To begin meditating, find a comfortable sitting position that allows you to sit tall and upright. While traditional meditation often involves sitting on a cushion on the ground in a lotus or half-lotus posture, this may be uncomfortable if you lack flexibility in your legs, hips, or lower back. Choose a position that works best for you.
To begin your mindfulness meditation, take 3 or 4 slow, deep breaths while focusing on the gentle in-and-out motion of your breath. Without effort, simply direct your attention toward the sensations in your head. Allow your head, lips, jaw, forehead, and back of your head to relax without trying to force them to move. Take your time and proceed gently. Calm your mind and avoid overthinking to achieve a successful mindfulness meditation.
Picture yourself as a sponge and the pressure as water. Slowly absorb the pressure into your neck and head, specifically the upper part of your neck. Feel it gradually descending into your neck while focusing on the area between your shoulders and neck. As the pressure spreads throughout your shoulders, you can sense it filling up your arms and shoulders.
You should start to feel a decrease in the tension around your head right now. Focus on taking in more energy through your chest and upper back. As the energy flows through your body, visualize it gradually and gently descending down to your feet and into the ground. You can end your home meditation session when you feel the energy flowing evenly throughout your body.
Tips To Overcome Post-Meditation Headaches
Quickly exiting a mindfulness meditation session can result in headaches and agitation due to unfinished stress relief. To avoid this, follow these simple tips to understand and overcome post-meditation headaches:
- After meditating, take 2-3 minutes to slowly transition back to action.
- Allow extra time if you feel you’re releasing a lot of old conditioning – even take a 5-minute rest.
- You’ll feel rejuvenated after this period, letting any remaining stress dissipate.
- Engage in physical activities other than meditation and don’t succumb to pressure.
- Practice some light Yoga poses and focus on breathing.
- If the pain is intense, take a shower to feel grounded and reconnect with yourself.
- Walk barefoot on natural surfaces for additional grounding techniques.
Is it normal to feel pressure on the forehead during meditation?
Yes, it is not unusual to experience pressure on the forehead during meditation. This usually signifies that there is too much muscle tension in that specific region.
Is forehead pressure during meditation dangerous?
Usually, forehead pressure during meditation is harmless and can be managed without issue. Nevertheless, if the pressure is too intense or if you experience other symptoms like headaches or dizziness, it’s best to stop meditating and see a doctor.
Why do I feel something on my forehead while meditating?
The lights and tingling sensations in your head likely indicate that your energy centers are being activated and opened. It is a positive experience and there is no further explanation needed of its importance.
Why does my head feel heavy during meditation?

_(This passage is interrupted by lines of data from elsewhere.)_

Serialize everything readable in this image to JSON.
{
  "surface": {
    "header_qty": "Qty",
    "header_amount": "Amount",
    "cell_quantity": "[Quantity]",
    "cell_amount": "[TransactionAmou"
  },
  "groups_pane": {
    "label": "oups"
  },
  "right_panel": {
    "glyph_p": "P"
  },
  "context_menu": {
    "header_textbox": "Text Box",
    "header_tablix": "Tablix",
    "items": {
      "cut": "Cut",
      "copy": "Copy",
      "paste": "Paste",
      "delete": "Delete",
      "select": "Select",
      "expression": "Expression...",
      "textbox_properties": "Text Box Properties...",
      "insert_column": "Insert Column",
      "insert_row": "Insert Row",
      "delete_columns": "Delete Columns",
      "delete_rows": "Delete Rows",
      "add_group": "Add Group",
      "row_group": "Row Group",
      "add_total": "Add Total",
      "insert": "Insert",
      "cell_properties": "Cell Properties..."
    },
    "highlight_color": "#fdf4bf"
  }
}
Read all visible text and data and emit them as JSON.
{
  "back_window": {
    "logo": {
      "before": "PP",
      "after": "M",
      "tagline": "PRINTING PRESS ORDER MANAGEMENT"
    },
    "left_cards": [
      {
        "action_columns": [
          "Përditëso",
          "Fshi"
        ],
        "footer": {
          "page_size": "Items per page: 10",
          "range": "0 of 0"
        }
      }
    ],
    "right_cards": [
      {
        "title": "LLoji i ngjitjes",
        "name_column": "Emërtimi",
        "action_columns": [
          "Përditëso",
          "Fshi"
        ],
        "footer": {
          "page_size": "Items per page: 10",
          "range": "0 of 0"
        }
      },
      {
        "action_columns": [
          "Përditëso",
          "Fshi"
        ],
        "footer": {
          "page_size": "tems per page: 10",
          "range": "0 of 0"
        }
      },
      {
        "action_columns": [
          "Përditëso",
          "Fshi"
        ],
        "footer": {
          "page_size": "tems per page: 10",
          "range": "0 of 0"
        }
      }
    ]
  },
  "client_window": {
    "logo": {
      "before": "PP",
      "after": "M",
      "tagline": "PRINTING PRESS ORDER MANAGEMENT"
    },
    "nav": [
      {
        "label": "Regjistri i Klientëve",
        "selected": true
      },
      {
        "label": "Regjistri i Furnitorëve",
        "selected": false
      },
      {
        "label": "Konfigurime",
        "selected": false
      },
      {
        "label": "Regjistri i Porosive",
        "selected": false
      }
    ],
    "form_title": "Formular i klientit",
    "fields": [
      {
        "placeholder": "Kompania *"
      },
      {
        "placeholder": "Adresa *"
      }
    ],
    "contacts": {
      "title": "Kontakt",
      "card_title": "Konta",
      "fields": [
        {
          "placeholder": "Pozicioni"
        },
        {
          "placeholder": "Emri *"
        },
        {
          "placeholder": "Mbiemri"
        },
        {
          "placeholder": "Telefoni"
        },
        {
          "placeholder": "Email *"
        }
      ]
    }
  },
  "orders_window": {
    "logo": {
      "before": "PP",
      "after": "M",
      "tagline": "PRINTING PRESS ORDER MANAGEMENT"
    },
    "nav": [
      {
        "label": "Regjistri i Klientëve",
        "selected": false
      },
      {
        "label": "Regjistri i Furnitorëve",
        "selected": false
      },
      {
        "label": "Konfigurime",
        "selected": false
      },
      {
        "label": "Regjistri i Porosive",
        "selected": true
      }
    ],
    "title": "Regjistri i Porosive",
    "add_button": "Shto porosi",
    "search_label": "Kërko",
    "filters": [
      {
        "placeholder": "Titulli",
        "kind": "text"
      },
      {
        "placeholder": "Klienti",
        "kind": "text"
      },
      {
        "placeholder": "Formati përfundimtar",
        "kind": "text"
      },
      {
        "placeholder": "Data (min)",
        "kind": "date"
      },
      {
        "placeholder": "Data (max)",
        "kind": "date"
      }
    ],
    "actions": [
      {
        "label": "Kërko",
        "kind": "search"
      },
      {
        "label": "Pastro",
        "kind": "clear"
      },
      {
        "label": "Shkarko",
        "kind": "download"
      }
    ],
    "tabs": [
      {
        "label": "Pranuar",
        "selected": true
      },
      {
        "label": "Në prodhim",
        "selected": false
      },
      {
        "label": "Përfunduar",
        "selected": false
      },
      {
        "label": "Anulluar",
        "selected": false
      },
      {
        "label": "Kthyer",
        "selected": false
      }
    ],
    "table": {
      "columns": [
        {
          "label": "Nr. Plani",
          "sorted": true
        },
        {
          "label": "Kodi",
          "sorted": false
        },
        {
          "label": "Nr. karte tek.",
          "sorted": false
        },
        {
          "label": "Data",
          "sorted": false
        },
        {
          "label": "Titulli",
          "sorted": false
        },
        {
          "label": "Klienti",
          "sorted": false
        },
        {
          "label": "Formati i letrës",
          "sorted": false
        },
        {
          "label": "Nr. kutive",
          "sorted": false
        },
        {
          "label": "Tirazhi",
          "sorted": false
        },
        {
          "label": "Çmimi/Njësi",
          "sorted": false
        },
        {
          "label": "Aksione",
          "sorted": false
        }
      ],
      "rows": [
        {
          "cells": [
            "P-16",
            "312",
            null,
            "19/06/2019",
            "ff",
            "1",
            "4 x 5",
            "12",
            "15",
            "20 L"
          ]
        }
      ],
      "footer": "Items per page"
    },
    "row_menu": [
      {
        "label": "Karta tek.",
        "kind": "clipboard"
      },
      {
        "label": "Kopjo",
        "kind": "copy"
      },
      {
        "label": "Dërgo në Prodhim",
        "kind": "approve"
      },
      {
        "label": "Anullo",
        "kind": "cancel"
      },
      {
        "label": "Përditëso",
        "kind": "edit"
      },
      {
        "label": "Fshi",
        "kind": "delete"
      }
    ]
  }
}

This is a common reaction to slower breathing and a reduced heart rate. This can cause a light-headed or dizzy feeling. Rest assured that it’s nothing to worry about and will pass.
During meditation, it’s common to feel forehead pressure due to muscle tension, often resulting from subconscious eye strain. Relaxing tingles might mean you’re feeling ASMR. If the pressure remains post-meditation, it could signify a cluttered mind with worries, signaling a need for deeper relaxation.
To ease the pressure, concentrate on muscle relaxation and mental clarity. Use breathing exercises or guided meditation to deepen your meditative state. Don’t hesitate to explore various meditation techniques for a tailored experience.